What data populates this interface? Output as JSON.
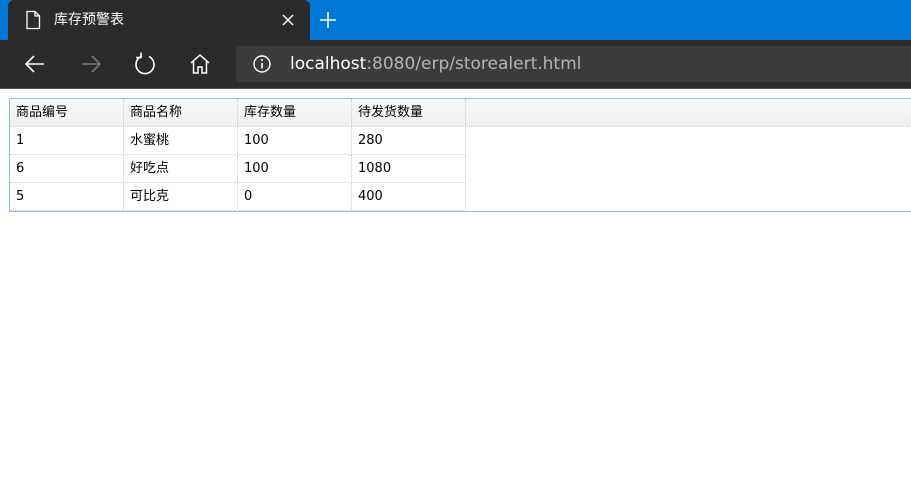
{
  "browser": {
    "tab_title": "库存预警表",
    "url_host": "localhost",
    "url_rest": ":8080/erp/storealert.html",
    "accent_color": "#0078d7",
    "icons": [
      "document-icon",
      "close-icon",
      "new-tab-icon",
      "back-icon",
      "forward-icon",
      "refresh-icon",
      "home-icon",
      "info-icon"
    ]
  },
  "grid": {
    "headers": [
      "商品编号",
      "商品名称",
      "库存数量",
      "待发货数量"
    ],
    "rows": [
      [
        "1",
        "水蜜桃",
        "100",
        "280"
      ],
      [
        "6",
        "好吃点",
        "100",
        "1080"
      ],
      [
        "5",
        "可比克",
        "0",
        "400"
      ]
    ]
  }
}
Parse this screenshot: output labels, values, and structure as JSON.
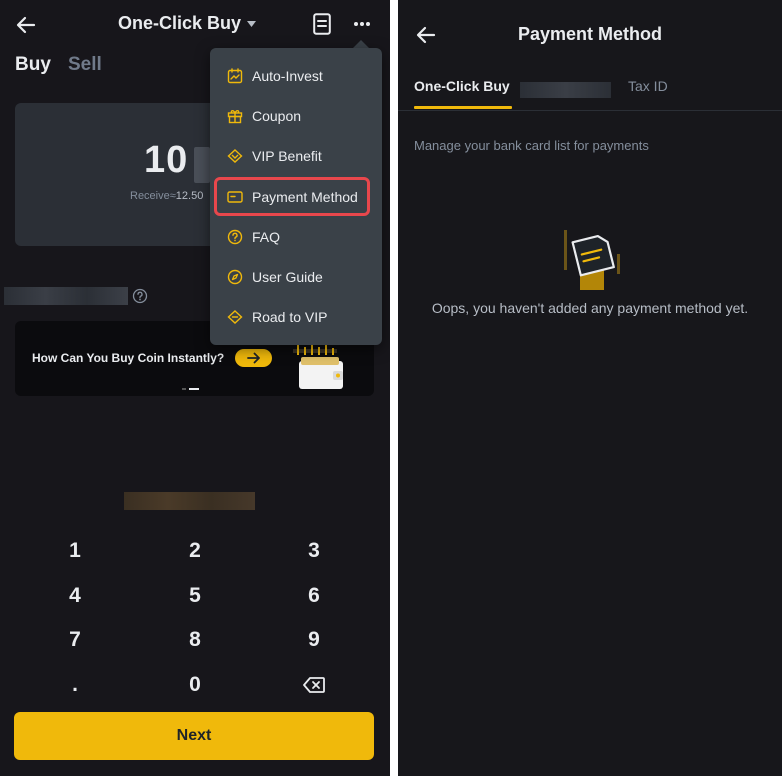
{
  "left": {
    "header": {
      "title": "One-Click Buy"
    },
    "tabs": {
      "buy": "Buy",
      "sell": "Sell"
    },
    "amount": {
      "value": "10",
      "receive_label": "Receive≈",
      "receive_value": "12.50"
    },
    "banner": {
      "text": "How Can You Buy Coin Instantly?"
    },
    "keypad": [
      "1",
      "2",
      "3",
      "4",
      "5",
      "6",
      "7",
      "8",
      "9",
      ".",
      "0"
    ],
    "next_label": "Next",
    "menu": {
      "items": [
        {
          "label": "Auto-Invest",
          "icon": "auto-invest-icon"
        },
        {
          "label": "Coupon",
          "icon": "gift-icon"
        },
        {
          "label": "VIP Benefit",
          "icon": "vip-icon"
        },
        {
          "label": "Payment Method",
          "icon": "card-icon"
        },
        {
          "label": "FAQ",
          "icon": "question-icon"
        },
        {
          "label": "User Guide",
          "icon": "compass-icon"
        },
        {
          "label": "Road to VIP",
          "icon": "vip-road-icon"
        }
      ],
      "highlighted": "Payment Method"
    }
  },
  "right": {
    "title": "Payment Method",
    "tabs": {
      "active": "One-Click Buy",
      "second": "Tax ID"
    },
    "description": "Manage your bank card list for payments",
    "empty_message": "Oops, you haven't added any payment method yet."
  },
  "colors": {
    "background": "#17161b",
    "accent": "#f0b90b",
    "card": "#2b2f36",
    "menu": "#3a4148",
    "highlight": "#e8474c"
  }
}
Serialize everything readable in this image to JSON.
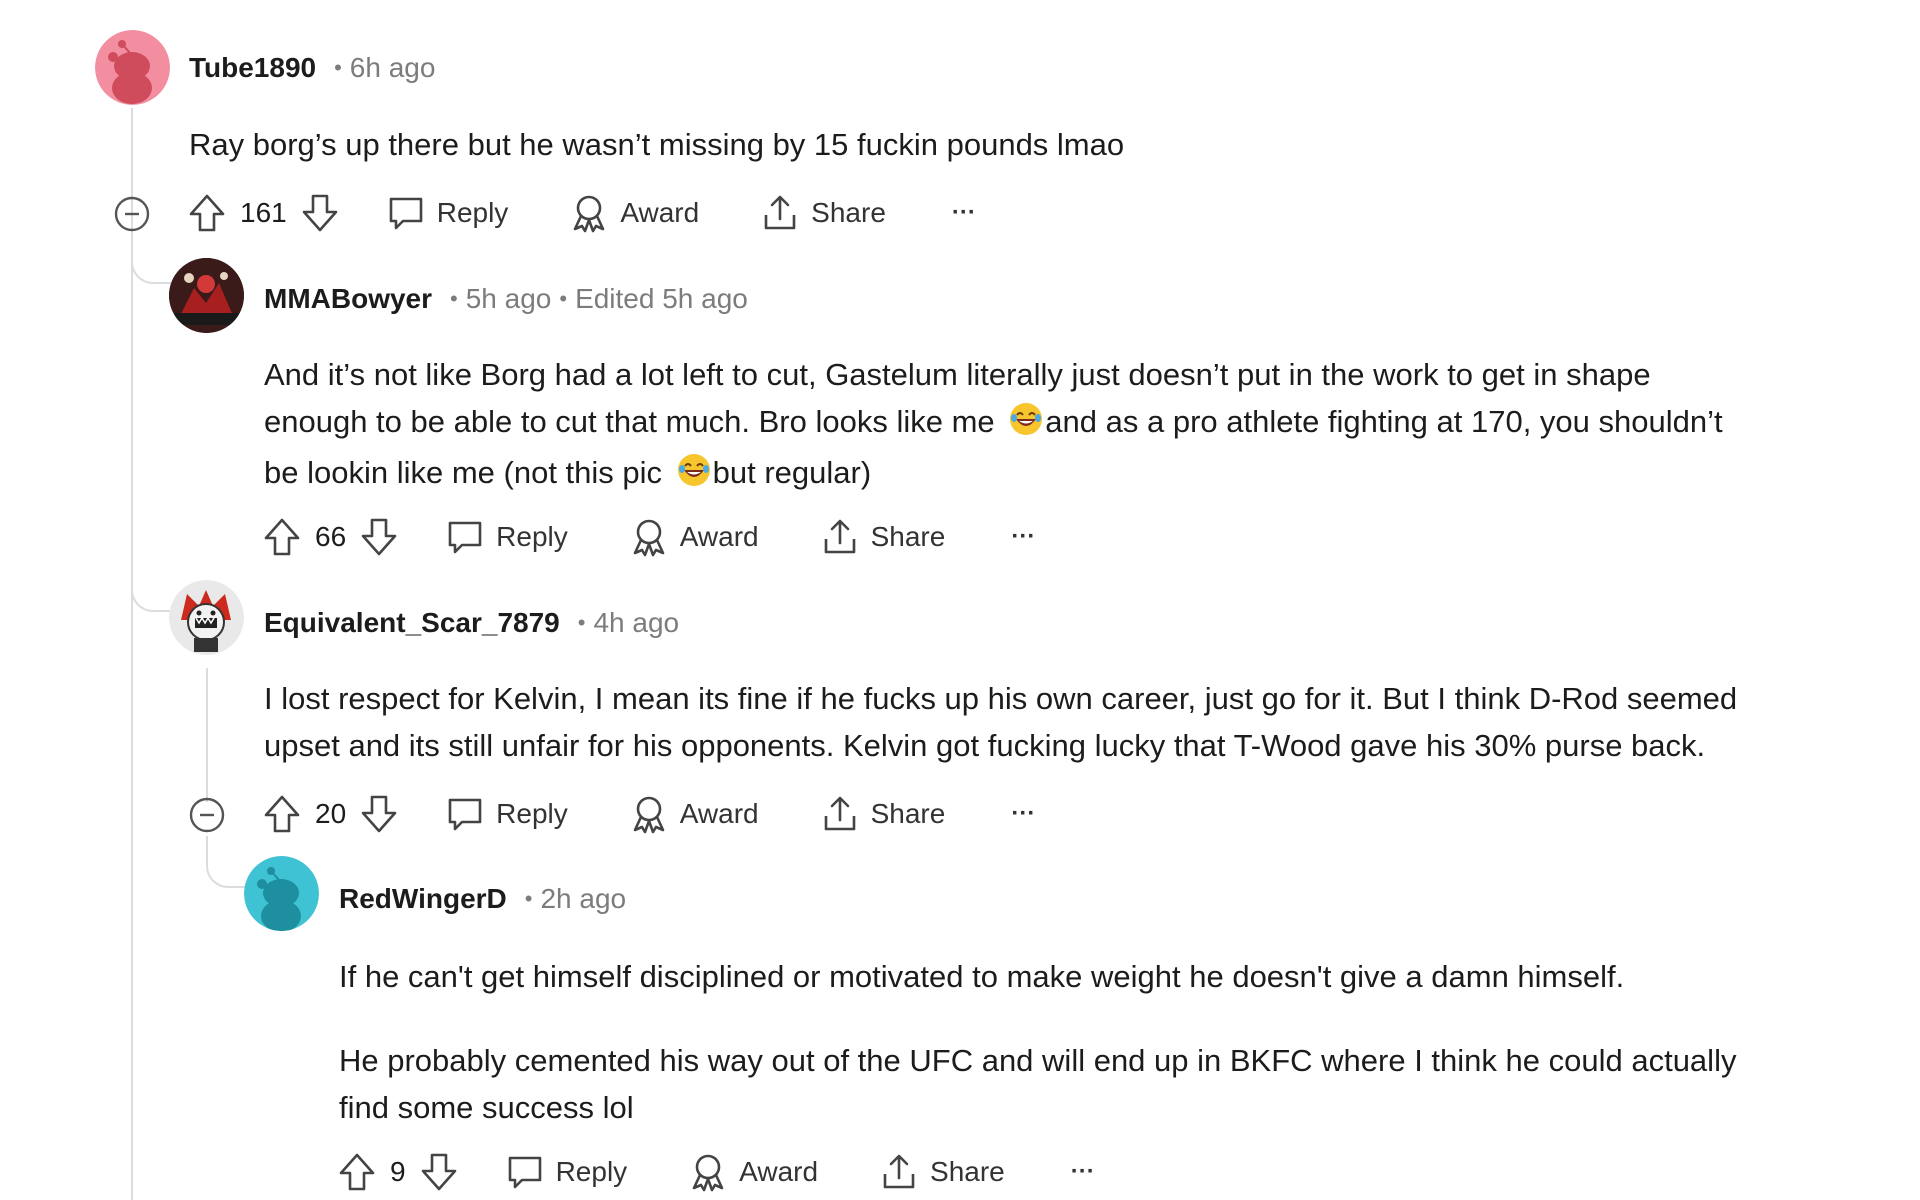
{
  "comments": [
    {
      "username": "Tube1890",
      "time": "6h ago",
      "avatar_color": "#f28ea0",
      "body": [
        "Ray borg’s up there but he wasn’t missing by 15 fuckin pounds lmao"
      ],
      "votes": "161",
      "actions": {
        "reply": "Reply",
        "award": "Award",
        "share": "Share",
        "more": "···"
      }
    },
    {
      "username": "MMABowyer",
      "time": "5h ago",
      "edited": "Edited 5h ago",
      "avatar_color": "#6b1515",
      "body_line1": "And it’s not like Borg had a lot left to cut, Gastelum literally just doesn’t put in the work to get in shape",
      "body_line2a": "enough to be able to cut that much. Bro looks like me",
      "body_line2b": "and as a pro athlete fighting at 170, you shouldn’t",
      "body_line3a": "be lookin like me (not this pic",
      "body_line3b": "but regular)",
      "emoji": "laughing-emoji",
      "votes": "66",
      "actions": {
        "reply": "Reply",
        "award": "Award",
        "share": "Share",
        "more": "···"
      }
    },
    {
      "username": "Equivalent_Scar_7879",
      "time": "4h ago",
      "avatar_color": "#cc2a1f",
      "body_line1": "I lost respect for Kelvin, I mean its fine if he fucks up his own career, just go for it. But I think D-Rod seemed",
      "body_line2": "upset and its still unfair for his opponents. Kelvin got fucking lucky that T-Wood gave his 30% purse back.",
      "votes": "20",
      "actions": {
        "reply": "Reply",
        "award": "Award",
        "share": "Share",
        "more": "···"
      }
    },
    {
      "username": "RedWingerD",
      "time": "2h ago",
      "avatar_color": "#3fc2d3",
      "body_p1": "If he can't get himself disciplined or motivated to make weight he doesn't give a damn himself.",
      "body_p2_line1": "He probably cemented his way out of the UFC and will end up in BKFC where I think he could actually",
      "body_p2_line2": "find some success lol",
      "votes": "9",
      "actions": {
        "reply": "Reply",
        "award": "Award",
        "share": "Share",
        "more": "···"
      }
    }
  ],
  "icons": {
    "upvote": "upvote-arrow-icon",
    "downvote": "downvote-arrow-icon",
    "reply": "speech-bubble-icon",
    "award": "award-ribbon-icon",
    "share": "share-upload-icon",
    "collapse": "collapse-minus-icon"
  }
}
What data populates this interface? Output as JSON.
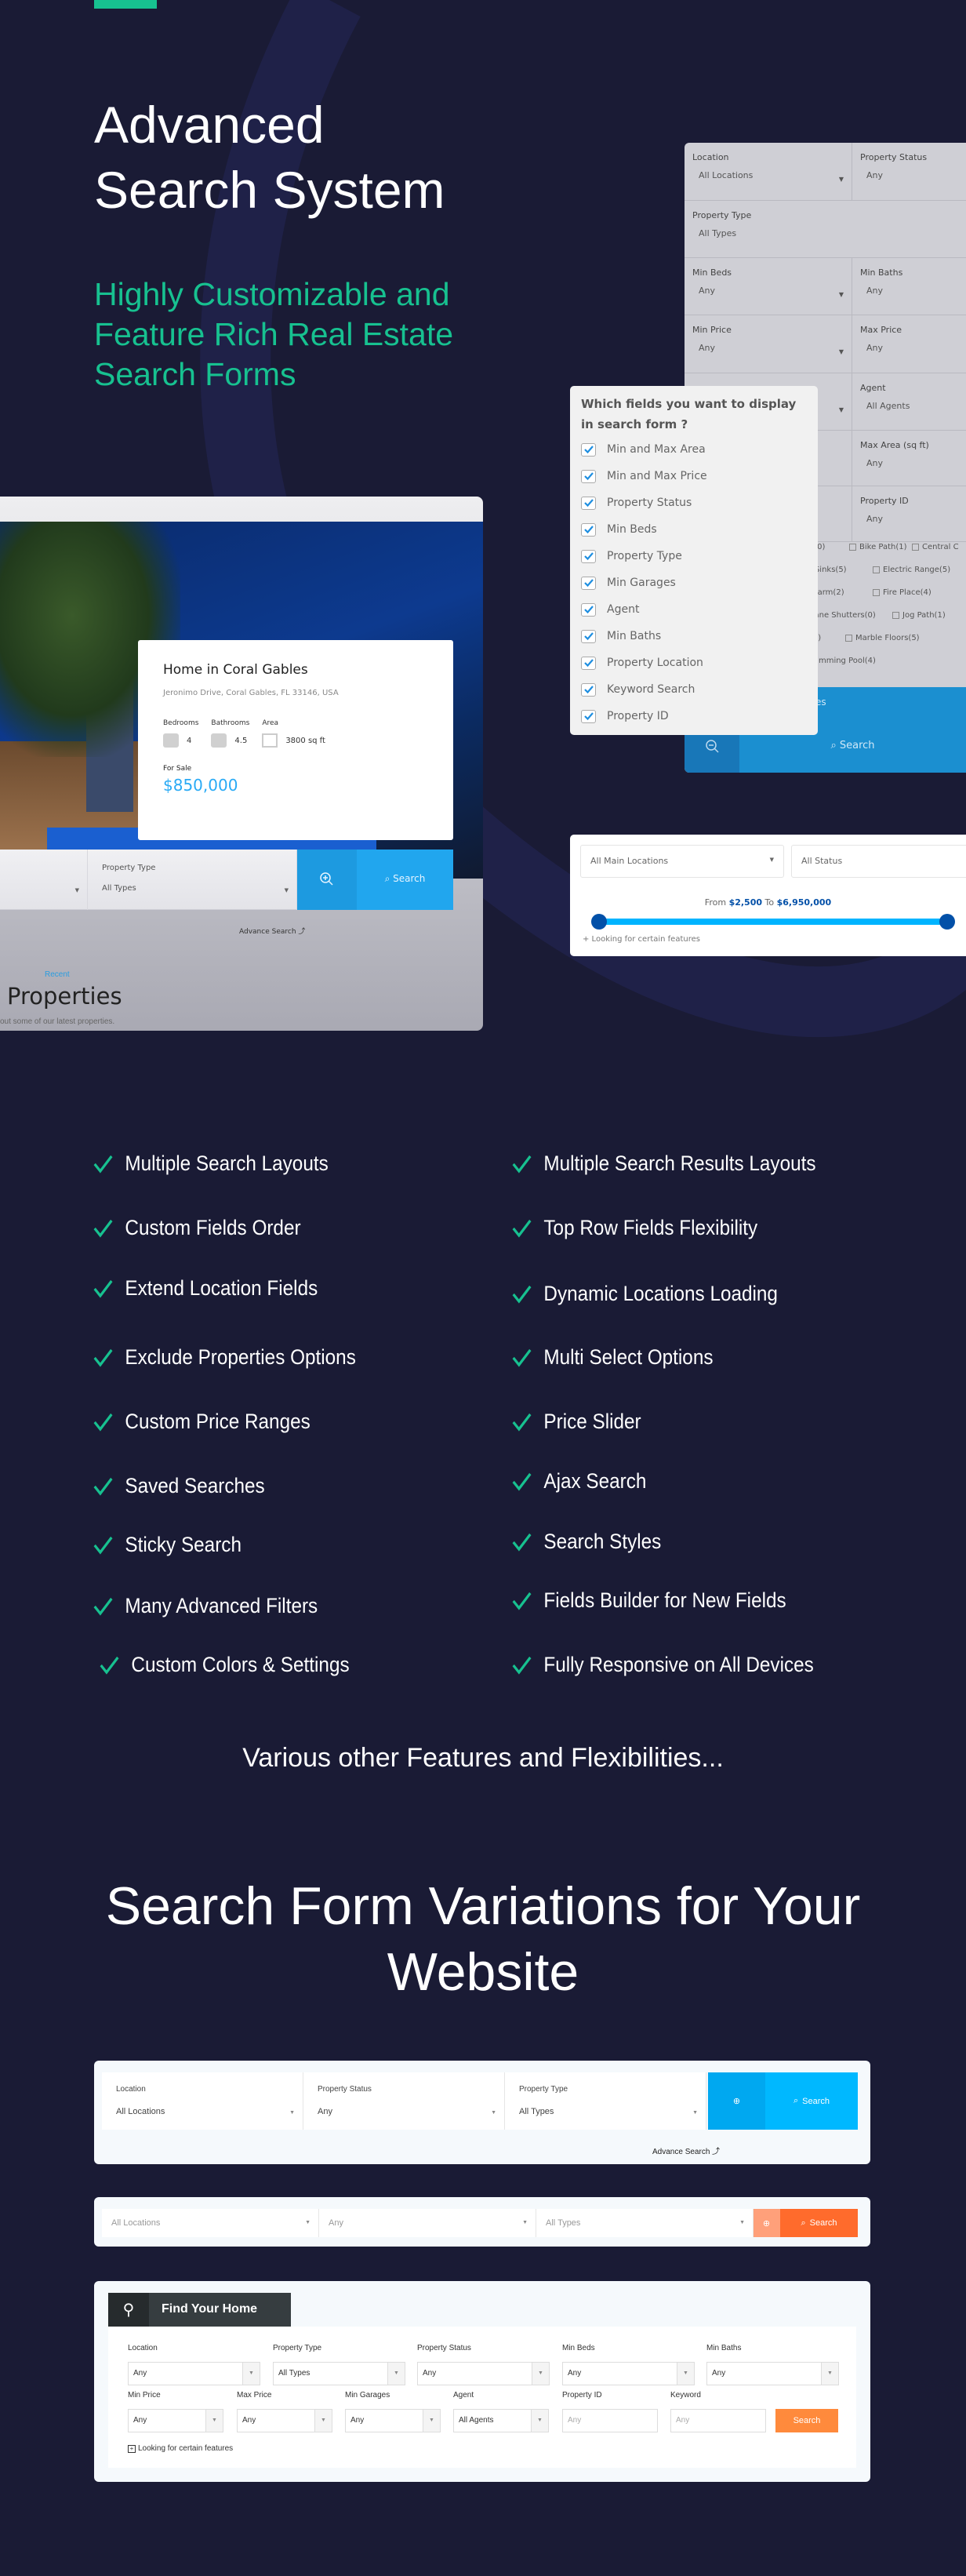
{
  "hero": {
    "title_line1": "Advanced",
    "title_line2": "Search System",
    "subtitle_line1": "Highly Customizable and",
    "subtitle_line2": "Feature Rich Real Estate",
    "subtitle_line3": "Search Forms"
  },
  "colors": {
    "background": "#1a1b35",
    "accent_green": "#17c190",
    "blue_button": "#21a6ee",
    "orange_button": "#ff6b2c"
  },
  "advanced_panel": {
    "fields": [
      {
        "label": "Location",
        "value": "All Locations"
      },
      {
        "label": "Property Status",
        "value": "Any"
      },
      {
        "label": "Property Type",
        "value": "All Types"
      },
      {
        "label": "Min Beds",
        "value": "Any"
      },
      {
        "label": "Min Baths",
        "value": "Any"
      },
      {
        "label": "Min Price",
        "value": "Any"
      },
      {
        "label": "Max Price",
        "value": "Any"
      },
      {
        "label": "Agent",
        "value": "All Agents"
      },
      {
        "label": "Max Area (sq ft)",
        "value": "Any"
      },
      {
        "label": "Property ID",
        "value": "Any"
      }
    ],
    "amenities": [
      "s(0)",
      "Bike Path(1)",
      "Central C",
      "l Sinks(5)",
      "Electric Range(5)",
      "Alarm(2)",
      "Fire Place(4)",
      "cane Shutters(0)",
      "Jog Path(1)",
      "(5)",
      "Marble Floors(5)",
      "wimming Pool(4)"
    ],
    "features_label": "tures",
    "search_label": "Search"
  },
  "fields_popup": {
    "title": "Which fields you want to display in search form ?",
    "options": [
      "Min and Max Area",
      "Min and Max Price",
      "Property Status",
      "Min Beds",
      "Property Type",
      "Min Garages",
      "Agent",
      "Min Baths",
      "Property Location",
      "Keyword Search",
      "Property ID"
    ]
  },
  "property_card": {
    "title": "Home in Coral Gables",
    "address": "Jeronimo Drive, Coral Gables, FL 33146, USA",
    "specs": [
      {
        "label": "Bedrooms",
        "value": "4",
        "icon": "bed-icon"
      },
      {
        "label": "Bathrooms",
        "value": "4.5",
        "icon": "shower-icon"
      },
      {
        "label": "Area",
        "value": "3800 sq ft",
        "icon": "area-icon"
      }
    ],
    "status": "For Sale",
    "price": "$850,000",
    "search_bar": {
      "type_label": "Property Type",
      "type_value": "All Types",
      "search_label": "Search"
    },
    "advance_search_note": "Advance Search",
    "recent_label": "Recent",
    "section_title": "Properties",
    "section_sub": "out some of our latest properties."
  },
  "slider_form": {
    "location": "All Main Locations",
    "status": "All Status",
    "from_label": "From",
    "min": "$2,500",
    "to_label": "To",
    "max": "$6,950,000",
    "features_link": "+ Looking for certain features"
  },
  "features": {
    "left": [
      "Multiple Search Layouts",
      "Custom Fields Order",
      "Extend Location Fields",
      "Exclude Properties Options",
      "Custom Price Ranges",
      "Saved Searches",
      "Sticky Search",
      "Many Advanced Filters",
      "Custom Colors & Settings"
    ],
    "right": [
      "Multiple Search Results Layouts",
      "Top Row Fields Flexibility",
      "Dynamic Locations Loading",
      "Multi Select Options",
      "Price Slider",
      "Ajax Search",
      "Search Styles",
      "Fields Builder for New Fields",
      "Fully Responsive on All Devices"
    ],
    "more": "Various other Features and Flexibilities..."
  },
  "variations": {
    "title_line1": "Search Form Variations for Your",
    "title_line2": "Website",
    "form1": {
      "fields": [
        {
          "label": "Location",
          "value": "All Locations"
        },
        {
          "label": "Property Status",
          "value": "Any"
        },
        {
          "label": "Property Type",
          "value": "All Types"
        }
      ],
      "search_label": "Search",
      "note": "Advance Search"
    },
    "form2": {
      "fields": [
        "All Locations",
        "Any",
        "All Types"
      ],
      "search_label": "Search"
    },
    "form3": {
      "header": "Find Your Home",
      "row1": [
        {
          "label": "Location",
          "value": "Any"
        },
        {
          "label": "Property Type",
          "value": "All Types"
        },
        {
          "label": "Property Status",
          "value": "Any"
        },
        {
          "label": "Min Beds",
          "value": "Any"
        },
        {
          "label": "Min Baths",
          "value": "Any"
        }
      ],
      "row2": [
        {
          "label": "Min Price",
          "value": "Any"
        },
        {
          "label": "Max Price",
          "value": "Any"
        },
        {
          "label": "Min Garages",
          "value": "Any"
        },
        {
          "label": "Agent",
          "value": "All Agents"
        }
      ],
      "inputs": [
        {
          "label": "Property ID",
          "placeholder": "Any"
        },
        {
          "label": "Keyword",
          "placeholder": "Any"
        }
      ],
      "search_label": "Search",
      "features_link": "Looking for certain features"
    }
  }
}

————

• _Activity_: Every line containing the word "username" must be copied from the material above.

• _Written answer_:
      "username": "Tube1890",
      "username": "MMABowyer",
      "username": "Equivalent_Scar_7879",
      "username": "RedWingerD",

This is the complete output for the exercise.